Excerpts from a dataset
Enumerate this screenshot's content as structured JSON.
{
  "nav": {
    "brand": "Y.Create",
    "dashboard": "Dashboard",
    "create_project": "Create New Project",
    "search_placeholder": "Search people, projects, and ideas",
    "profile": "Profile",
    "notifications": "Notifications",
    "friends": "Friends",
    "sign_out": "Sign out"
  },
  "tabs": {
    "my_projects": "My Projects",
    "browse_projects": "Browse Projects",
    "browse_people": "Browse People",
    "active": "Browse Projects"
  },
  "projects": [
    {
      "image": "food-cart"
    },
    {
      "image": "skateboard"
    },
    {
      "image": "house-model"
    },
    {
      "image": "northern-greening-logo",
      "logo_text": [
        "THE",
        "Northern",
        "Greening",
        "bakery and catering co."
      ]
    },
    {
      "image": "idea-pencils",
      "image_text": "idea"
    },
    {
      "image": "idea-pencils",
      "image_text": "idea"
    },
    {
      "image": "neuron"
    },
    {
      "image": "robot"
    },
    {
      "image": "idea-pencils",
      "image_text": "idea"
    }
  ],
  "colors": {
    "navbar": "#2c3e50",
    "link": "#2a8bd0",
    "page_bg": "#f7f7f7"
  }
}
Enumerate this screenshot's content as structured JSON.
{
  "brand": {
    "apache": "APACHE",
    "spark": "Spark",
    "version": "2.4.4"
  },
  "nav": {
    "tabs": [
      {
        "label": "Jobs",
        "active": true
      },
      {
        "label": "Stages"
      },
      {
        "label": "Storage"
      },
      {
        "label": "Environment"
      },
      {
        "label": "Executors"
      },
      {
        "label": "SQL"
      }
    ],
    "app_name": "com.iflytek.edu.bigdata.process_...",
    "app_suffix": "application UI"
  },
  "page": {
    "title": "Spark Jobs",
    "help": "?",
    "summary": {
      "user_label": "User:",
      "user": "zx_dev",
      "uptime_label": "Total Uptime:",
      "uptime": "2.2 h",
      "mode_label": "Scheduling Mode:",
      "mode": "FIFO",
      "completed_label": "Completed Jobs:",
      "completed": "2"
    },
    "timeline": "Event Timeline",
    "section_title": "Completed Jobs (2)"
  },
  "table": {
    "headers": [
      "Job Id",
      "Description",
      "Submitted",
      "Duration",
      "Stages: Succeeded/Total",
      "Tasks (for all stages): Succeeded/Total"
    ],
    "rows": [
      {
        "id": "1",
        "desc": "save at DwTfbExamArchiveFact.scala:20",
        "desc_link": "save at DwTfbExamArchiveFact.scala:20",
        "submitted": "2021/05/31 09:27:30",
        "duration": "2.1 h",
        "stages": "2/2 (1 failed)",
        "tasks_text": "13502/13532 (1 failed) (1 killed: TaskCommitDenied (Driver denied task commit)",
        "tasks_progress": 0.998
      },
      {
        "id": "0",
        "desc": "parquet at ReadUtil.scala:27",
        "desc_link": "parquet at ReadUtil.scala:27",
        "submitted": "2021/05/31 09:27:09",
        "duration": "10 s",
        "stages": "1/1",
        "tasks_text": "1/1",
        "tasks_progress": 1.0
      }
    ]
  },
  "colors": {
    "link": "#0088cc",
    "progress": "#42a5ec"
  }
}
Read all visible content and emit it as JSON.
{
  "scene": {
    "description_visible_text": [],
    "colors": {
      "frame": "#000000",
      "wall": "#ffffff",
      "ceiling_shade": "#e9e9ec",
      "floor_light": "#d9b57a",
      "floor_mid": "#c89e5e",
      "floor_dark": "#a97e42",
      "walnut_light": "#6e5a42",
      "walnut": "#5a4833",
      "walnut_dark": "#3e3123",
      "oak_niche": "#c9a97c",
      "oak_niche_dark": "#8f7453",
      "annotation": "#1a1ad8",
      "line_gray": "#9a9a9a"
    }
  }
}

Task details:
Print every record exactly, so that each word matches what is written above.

Reply to the task:
Enumerate this screenshot's content as structured JSON.
{
  "nav": {
    "brand": "Y.Create",
    "dashboard": "Dashboard",
    "create_project": "Create New Project",
    "search_placeholder": "Search people, projects, and ideas",
    "profile": "Profile",
    "notifications": "Notifications",
    "friends": "Friends",
    "sign_out": "Sign out"
  },
  "tabs": {
    "my_projects": "My Projects",
    "browse_projects": "Browse Projects",
    "browse_people": "Browse People",
    "active": "Browse Projects"
  },
  "projects": [
    {
      "image": "food-cart"
    },
    {
      "image": "skateboard"
    },
    {
      "image": "house-model"
    },
    {
      "image": "northern-greening-logo",
      "logo_text": [
        "THE",
        "Northern",
        "Greening",
        "bakery and catering co."
      ]
    },
    {
      "image": "idea-pencils",
      "image_text": "idea"
    },
    {
      "image": "idea-pencils",
      "image_text": "idea"
    },
    {
      "image": "neuron"
    },
    {
      "image": "robot"
    },
    {
      "image": "idea-pencils",
      "image_text": "idea"
    }
  ],
  "colors": {
    "navbar": "#2c3e50",
    "link": "#2a8bd0",
    "page_bg": "#f7f7f7"
  }
}
Enumerate this screenshot's content as structured JSON.
{
  "brand": {
    "apache": "APACHE",
    "spark": "Spark",
    "version": "2.4.4"
  },
  "nav": {
    "tabs": [
      {
        "label": "Jobs",
        "active": true
      },
      {
        "label": "Stages"
      },
      {
        "label": "Storage"
      },
      {
        "label": "Environment"
      },
      {
        "label": "Executors"
      },
      {
        "label": "SQL"
      }
    ],
    "app_name": "com.iflytek.edu.bigdata.process_...",
    "app_suffix": "application UI"
  },
  "page": {
    "title": "Spark Jobs",
    "help": "?",
    "summary": {
      "user_label": "User:",
      "user": "zx_dev",
      "uptime_label": "Total Uptime:",
      "uptime": "2.2 h",
      "mode_label": "Scheduling Mode:",
      "mode": "FIFO",
      "completed_label": "Completed Jobs:",
      "completed": "2"
    },
    "timeline": "Event Timeline",
    "section_title": "Completed Jobs (2)"
  },
  "table": {
    "headers": [
      "Job Id",
      "Description",
      "Submitted",
      "Duration",
      "Stages: Succeeded/Total",
      "Tasks (for all stages): Succeeded/Total"
    ],
    "rows": [
      {
        "id": "1",
        "desc": "save at DwTfbExamArchiveFact.scala:20",
        "desc_link": "save at DwTfbExamArchiveFact.scala:20",
        "submitted": "2021/05/31 09:27:30",
        "duration": "2.1 h",
        "stages": "2/2 (1 failed)",
        "tasks_text": "13502/13532 (1 failed) (1 killed: TaskCommitDenied (Driver denied task commit)",
        "tasks_progress": 0.998
      },
      {
        "id": "0",
        "desc": "parquet at ReadUtil.scala:27",
        "desc_link": "parquet at ReadUtil.scala:27",
        "submitted": "2021/05/31 09:27:09",
        "duration": "10 s",
        "stages": "1/1",
        "tasks_text": "1/1",
        "tasks_progress": 1.0
      }
    ]
  },
  "colors": {
    "link": "#0088cc",
    "progress": "#42a5ec"
  }
}
Read all visible content and emit it as JSON.
{
  "scene": {
    "description_visible_text": [],
    "colors": {
      "frame": "#000000",
      "wall": "#ffffff",
      "ceiling_shade": "#e9e9ec",
      "floor_light": "#d9b57a",
      "floor_mid": "#c89e5e",
      "floor_dark": "#a97e42",
      "walnut_light": "#6e5a42",
      "walnut": "#5a4833",
      "walnut_dark": "#3e3123",
      "oak_niche": "#c9a97c",
      "oak_niche_dark": "#8f7453",
      "annotation": "#1a1ad8",
      "line_gray": "#9a9a9a"
    }
  }
}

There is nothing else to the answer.